Together with the Estonian Fund for Nature we provide free of charge legal and nature protection advice mostly to landowners and local governments on issues related to nature protection restrictions. For example, if a landowner who has land on Natura 2000 protection area would like to build a house there or cut forest, we provide clarification on what legal conditions apply to the situation. We also offer help in situations where state or local government officials and landowners struggle to find common ground on environmental restrictions issue. The overall aim of the project is to foster among the general public the understanding of Natura 2000 areas as valuable and to break related myths about these areas and/or nature protection in general. EELC also aims to foster mutually more respectful and considerate communication between environmental officials and local people (mostly landowners, etc).
● Climate change
See below: “Tackling climate change and Estonian energy policy – facilitating meaningful dialogue about the future”
Being a member of the Estonian Council of Environmental NGOs (EKO) gives us the opportunity for closer substantive cooperation with other environmental organizations, helping to increase both EELC’s and EKO’s impact on environmental advocacy. As EELC is a social enterprise, we are also a member of Estonian Social Enterprise Network.
We have a diverse range of partners, mostly NGOs such as the Estonian Green Movement, Estonian Fund for Nature, BirdLife Estonia. We also have close partners in the public sector, e.g. the Ministry of Environment and the Estonian Environmental Board – we meet on a regular basis to keep us posted on plans and possible cooperative ideas. Local governments, too, play an important role for us as partners; local and state-level officials account for the main participants in our trainings.
What are the highlights of your organisation in recent years?

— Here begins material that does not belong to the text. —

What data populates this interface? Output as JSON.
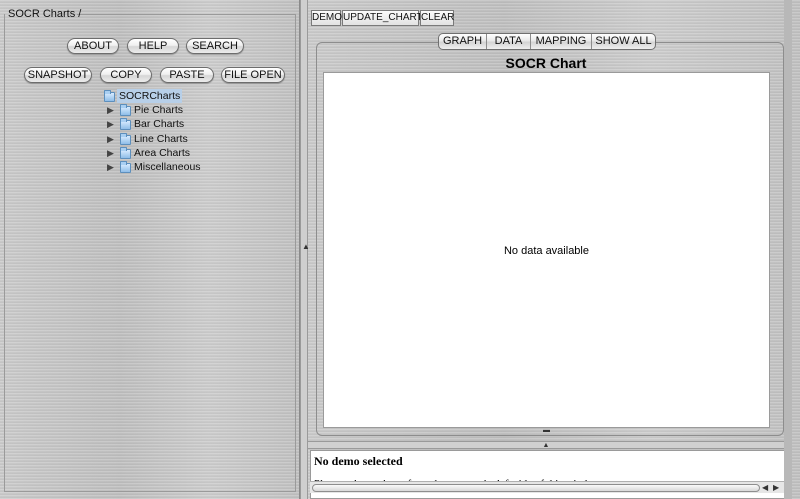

Our team has grown from two to four lawyers, and added a comms person. Our biggest successes have been raising several environmental issues for the decision-makers – for example, the need to mitigate climate change via a planned „exit“ from oil shale mining and use, and the need for proper assessments of impacts of different activities on Natura 2000 areas. Although these issues are not solved yet, they are no longer ignored by politicians and authorities. Hopefully, our continuing work in these two areas will lead to both reduced carbon footprint of Estonia as well as better-protected Natura 2000 areas.
What is the major change you are striving for right now?
AnEUKI-financed joint-project with the Estonian Fund for Nature and the Estonian Green Movement “Tackling climate change and Estonian energy policy – facilitating meaningful dialogue about future” (est / eng) is the most change-driven initiative for us right now. The project aims to support dialogue about future energy scenarios by 1) building the capacity of NGOs, 2) facilitating dialogue with the creation of a discussion platform to include NGOs, the general public, local governments, business and labour unions, 3) carrying out studies to fill information gaps in current climate policy and explore possibilities for the currently monofunctional oil-shale Ida-Viru region in north-eastern Estonia, 4) raising public awareness about climate change and challenges in the energy sector. Additional insight into the topic can be found here: “Discussions of Estonia’s energy and climate future pick up momentum”.
How does Justice and Environment contribute to achieving the objectives of your national organisation?
J&E gives us access to information affecting decision-making at the Brussels level. Much of Estonia’s environmental regulations come from the EU: knowing how and why the rules are in place is invaluable for fighting for their best possible implementation. Regarding the latter, the ability for comparison with other EU member states is also very valuable.